*** Opening of PROVIDED DATA ***

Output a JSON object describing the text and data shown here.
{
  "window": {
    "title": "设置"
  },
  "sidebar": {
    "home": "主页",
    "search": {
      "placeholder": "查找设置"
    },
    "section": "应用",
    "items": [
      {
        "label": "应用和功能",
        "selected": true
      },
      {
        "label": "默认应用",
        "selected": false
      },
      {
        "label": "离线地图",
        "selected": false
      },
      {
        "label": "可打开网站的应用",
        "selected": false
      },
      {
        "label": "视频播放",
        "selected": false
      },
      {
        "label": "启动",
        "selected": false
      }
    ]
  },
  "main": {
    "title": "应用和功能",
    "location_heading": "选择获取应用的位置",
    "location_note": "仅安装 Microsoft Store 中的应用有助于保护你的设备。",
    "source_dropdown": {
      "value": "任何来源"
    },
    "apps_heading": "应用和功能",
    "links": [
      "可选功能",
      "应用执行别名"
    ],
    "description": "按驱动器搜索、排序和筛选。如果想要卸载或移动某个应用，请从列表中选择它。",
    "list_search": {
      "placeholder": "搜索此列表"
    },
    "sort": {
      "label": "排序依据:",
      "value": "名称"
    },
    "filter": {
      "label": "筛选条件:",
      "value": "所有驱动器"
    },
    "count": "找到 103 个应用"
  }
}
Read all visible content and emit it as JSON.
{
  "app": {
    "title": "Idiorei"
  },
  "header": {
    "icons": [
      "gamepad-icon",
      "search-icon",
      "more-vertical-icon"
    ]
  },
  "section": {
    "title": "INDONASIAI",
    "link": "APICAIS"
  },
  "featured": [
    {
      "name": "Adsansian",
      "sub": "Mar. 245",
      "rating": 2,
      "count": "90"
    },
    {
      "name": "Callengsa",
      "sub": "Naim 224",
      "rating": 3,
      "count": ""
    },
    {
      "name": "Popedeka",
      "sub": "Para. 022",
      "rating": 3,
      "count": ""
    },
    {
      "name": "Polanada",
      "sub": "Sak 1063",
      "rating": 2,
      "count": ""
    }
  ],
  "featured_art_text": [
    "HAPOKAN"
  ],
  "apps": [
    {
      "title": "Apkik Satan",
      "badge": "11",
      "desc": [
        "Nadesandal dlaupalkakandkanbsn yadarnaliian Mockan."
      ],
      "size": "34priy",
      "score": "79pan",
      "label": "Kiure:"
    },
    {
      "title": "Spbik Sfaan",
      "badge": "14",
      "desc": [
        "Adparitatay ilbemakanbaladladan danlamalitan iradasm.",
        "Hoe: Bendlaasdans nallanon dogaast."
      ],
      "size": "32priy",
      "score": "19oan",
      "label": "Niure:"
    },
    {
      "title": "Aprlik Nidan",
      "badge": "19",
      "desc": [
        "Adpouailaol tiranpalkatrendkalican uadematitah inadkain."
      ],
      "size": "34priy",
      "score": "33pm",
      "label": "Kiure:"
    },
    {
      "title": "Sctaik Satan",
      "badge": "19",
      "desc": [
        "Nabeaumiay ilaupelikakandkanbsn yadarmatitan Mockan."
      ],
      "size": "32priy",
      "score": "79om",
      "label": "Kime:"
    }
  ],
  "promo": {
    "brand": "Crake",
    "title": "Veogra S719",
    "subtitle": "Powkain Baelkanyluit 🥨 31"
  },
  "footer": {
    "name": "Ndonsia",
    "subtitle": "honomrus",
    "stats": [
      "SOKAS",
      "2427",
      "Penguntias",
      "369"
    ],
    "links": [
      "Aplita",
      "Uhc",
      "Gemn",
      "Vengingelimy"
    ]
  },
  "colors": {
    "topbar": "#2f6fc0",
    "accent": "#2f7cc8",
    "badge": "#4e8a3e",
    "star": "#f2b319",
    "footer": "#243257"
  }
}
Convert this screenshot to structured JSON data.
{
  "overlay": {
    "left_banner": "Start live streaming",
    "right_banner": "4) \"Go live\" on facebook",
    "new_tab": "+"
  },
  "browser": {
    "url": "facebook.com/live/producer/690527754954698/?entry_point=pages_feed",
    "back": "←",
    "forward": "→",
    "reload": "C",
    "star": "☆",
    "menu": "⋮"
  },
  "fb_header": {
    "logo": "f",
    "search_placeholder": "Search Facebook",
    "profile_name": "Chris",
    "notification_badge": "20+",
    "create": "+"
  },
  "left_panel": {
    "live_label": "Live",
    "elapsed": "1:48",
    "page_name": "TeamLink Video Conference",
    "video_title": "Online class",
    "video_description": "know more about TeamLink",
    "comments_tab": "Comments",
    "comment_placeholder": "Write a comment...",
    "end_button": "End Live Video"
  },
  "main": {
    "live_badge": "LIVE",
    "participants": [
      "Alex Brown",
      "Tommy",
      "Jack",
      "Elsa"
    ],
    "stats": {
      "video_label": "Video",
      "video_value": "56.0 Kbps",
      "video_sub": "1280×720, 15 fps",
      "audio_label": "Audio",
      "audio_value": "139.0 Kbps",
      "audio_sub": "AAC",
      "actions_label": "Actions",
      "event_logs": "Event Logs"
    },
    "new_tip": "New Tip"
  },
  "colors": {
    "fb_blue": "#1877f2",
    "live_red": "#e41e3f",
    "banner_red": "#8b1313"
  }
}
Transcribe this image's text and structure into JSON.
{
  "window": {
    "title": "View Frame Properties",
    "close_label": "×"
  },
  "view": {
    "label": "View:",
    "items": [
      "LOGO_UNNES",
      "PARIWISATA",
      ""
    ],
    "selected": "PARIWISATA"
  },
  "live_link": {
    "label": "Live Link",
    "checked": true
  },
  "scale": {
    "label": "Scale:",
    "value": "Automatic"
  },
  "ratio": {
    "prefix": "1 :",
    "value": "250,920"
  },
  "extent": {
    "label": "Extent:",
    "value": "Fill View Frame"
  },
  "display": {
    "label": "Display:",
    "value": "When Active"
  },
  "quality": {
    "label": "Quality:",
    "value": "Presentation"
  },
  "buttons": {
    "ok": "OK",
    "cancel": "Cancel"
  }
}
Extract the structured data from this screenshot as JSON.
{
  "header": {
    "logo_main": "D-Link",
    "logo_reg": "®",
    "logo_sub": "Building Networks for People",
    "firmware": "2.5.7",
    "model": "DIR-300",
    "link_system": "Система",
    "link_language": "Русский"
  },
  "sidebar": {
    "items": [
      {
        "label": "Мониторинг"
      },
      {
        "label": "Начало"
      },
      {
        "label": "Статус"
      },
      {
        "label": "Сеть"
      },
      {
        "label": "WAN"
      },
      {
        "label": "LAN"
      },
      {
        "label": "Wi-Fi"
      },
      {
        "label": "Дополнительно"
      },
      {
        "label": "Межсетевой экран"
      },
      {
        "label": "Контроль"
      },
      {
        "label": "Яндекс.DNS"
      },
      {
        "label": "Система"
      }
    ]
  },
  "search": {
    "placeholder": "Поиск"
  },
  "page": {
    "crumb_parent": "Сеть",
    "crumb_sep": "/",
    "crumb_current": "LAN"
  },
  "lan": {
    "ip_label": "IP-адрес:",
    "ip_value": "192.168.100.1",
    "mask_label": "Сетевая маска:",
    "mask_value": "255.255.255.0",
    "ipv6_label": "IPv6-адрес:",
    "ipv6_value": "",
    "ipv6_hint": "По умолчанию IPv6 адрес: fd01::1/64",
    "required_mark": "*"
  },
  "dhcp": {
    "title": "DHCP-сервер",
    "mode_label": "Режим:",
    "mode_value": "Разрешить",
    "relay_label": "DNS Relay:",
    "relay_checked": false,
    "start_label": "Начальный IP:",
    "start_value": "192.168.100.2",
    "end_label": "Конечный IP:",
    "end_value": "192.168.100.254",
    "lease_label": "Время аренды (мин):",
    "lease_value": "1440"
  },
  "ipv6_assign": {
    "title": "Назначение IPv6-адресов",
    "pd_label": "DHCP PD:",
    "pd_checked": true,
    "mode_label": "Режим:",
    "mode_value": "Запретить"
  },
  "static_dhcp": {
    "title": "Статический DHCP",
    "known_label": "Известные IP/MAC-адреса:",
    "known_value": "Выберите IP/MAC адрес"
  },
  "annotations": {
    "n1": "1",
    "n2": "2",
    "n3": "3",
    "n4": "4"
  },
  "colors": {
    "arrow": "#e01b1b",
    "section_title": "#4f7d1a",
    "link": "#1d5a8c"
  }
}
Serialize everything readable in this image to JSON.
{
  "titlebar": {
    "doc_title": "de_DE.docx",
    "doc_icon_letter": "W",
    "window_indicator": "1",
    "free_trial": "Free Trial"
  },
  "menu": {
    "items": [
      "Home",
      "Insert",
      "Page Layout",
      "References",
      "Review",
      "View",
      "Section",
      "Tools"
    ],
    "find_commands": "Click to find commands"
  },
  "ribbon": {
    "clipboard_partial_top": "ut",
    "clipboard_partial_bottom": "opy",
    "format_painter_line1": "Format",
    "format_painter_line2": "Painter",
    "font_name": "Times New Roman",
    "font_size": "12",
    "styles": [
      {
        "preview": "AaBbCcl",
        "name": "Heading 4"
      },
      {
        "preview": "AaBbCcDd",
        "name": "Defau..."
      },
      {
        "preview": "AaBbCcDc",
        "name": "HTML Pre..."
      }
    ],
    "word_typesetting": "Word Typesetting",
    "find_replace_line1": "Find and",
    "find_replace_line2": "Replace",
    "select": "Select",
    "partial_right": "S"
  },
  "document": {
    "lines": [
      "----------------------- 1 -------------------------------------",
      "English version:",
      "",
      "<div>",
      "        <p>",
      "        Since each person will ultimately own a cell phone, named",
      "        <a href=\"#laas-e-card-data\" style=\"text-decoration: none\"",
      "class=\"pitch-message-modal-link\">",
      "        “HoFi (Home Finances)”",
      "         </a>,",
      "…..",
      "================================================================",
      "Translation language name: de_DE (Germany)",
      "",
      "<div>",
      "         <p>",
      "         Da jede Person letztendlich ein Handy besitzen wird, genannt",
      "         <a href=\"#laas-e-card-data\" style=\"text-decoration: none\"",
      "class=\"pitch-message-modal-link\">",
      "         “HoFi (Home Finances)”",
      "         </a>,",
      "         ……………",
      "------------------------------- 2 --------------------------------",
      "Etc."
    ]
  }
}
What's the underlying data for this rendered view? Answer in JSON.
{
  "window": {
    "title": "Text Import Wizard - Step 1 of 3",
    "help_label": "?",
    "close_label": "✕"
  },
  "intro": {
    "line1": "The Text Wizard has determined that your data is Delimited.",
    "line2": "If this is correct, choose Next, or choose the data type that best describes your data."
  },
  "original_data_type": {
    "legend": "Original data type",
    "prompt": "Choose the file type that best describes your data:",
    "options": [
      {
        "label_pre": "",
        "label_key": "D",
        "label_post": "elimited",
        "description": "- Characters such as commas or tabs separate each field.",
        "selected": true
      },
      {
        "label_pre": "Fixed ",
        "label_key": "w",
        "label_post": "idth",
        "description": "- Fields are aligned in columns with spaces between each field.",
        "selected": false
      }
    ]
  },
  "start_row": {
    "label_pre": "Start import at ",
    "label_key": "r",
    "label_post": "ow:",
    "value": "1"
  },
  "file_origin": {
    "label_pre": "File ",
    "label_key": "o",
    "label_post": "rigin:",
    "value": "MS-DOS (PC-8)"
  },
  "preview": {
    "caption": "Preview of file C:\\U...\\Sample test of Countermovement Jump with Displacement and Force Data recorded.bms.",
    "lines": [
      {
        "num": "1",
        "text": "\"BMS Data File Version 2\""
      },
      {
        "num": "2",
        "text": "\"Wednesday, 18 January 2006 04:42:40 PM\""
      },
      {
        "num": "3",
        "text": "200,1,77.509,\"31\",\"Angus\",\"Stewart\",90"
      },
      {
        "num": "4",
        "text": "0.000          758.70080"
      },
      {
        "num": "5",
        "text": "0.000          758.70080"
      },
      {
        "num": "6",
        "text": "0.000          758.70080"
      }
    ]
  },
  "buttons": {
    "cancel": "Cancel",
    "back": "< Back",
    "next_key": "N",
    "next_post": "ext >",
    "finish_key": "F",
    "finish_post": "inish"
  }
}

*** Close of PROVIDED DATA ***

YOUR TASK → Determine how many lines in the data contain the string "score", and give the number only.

OUTPUT FOR THIS EXERCISE → 4